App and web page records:

»»

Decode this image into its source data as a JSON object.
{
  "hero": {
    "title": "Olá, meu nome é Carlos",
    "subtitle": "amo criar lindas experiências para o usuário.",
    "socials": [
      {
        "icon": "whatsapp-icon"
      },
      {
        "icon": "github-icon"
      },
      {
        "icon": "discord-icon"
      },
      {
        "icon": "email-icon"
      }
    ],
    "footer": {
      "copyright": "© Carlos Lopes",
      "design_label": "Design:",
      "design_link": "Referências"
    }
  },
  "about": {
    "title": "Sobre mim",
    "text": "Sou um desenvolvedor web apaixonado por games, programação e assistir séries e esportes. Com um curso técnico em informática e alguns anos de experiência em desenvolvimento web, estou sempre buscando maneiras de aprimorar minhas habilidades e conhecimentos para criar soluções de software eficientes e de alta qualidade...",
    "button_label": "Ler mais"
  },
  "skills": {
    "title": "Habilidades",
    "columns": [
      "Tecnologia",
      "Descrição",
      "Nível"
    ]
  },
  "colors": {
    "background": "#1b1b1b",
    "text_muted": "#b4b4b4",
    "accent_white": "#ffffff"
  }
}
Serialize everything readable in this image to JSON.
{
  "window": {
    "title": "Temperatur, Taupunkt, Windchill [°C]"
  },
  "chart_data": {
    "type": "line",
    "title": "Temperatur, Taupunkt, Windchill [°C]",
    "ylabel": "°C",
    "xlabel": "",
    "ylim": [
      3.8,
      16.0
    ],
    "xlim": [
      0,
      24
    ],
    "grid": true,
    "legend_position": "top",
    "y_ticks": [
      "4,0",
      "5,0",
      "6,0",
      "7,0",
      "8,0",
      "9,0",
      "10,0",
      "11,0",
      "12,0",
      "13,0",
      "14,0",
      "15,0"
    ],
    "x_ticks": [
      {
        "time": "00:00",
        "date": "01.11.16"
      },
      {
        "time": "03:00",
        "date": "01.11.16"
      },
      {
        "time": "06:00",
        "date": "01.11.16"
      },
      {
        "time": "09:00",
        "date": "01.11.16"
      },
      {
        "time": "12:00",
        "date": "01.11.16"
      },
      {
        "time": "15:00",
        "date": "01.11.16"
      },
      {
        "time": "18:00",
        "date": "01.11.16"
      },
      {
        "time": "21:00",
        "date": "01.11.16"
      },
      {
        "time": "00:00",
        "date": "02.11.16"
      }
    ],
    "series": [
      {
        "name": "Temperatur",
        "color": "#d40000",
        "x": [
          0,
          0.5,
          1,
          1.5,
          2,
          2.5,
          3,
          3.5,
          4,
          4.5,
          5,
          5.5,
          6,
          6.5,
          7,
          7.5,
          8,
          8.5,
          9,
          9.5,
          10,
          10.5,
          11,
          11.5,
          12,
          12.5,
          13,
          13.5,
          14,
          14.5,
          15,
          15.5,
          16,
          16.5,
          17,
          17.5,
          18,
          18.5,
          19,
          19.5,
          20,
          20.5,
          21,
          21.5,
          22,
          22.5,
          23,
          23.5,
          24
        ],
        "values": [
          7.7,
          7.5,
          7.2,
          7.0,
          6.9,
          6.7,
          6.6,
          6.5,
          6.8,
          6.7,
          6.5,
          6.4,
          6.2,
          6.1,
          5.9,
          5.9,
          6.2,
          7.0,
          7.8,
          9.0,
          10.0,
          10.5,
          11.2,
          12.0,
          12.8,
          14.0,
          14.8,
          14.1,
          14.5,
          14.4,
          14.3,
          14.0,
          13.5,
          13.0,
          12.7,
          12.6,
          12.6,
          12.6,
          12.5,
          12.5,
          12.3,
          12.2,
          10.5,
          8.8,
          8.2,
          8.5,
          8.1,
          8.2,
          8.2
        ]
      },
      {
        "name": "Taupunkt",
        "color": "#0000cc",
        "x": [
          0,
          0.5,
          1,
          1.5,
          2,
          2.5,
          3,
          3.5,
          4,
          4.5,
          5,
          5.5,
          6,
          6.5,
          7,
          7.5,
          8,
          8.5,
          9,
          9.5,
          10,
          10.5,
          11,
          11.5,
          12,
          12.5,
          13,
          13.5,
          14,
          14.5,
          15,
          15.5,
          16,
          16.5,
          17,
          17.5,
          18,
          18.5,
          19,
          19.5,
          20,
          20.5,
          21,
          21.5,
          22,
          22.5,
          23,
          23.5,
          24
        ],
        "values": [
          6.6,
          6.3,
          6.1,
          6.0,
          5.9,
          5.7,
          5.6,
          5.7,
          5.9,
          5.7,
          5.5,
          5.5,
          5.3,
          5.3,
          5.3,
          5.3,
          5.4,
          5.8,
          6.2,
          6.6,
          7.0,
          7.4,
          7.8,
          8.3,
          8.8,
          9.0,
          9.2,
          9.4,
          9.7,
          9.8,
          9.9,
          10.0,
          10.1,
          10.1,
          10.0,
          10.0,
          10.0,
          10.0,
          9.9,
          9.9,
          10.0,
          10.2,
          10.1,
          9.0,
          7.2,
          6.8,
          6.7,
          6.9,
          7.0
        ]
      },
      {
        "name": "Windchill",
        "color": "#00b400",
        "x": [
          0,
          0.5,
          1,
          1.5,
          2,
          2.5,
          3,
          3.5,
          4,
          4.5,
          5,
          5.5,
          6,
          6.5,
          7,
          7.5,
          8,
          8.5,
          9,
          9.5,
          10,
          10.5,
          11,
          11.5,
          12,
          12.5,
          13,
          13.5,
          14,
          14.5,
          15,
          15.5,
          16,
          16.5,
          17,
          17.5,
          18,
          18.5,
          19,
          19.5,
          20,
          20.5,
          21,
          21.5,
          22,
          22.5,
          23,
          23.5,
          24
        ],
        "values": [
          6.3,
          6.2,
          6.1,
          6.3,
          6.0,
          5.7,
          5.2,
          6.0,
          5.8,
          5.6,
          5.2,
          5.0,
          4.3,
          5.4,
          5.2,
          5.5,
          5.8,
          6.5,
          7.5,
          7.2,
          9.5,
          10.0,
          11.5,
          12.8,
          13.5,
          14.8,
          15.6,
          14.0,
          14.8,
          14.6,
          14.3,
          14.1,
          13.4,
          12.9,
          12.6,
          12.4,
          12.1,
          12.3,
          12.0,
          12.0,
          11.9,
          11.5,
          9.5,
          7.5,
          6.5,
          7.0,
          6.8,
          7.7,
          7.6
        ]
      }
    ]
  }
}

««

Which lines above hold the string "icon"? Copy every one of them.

▶ _EXPECTED ANSWER_:
        "icon": "whatsapp-icon"
        "icon": "github-icon"
        "icon": "discord-icon"
        "icon": "email-icon"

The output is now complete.